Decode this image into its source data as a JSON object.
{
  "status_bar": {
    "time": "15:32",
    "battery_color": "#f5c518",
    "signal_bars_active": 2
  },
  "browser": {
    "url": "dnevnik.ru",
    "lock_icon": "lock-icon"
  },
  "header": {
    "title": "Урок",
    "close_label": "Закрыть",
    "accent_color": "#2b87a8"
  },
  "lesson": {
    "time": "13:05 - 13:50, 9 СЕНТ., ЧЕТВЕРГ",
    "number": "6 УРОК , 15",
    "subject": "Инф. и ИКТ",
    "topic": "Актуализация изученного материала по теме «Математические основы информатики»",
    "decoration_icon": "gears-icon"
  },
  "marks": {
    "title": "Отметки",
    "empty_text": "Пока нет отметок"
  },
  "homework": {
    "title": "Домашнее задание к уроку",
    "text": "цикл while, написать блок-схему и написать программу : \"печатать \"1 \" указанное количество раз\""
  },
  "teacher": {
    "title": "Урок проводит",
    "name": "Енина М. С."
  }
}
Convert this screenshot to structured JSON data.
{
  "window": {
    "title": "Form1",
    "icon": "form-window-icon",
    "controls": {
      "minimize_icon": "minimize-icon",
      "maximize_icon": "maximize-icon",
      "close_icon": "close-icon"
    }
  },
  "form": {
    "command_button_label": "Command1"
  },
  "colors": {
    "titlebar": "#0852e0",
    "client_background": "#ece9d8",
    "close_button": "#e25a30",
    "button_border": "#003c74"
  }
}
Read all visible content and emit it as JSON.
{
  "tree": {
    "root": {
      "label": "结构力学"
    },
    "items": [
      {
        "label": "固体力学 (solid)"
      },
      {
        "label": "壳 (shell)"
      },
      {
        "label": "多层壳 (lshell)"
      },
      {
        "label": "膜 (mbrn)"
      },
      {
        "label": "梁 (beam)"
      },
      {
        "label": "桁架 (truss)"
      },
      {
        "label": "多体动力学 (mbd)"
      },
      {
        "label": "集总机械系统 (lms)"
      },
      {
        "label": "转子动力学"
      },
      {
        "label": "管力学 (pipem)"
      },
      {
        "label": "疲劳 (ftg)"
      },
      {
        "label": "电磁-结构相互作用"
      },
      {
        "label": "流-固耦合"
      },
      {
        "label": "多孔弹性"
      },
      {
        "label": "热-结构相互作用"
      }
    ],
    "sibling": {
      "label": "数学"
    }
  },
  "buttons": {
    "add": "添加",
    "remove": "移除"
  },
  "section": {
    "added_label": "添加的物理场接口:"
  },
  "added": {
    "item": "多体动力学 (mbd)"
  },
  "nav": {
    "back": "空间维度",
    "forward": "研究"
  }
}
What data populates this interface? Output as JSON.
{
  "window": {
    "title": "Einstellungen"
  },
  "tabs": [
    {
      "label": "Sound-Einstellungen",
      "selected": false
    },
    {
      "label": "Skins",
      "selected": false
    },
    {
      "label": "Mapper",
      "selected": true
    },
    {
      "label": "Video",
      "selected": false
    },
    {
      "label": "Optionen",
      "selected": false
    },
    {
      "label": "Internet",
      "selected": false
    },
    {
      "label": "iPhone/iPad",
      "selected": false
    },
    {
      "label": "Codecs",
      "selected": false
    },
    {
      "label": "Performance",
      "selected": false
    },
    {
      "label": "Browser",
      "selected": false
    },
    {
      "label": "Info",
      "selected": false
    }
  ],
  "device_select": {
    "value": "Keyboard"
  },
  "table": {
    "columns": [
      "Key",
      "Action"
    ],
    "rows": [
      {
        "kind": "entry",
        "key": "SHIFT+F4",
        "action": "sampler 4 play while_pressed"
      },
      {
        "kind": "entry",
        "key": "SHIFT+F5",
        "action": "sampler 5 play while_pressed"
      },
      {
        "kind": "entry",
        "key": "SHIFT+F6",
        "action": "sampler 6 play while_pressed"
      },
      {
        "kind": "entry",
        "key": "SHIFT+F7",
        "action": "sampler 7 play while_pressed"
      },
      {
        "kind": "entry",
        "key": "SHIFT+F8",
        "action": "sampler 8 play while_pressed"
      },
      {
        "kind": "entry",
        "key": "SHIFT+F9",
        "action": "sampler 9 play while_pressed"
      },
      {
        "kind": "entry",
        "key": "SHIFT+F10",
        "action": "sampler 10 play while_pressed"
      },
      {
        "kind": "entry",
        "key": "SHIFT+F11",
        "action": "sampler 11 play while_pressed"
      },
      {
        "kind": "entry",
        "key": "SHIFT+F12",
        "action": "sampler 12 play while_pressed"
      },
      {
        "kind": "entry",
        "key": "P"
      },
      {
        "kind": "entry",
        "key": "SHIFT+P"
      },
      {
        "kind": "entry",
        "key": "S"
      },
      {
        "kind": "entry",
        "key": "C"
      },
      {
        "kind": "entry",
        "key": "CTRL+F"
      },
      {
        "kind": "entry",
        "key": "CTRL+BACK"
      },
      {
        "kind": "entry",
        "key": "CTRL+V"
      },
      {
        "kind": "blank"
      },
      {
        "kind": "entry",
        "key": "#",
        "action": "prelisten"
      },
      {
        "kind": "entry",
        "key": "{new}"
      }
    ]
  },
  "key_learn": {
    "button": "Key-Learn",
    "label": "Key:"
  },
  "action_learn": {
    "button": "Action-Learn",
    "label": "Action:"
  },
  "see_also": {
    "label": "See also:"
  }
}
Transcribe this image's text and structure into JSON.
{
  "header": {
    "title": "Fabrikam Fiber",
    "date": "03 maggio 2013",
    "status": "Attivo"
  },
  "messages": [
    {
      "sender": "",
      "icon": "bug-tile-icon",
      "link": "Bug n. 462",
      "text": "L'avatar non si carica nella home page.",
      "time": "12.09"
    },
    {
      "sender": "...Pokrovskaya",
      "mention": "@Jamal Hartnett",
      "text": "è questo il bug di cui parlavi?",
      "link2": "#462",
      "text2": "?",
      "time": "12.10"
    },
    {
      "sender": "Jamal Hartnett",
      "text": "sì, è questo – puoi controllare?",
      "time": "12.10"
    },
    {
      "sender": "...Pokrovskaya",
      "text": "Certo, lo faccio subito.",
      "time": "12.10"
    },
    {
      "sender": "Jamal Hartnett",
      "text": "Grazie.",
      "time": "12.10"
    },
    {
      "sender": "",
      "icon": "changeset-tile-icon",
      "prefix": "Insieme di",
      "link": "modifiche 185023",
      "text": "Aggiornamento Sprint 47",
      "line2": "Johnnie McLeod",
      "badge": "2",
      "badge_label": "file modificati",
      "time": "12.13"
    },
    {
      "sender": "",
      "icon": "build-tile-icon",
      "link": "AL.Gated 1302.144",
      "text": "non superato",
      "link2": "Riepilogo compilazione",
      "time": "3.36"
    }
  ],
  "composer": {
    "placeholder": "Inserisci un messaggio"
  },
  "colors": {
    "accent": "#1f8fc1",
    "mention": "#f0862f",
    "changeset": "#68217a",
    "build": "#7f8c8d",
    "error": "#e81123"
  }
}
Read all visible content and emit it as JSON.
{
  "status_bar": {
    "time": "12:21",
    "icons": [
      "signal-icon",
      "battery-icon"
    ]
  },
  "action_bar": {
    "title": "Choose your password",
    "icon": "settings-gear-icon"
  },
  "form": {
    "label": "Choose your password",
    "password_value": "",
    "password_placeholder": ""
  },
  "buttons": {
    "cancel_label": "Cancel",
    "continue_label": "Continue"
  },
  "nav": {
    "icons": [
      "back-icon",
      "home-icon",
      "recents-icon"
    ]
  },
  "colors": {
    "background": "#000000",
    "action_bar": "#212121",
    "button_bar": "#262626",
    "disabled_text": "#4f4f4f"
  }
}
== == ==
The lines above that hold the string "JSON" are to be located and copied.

RESPONSE BELOW »
Decode this image into its source data as a JSON object.
Convert this screenshot to structured JSON data.
Read all visible content and emit it as JSON.
What data populates this interface? Output as JSON.
Transcribe this image's text and structure into JSON.
Read all visible content and emit it as JSON.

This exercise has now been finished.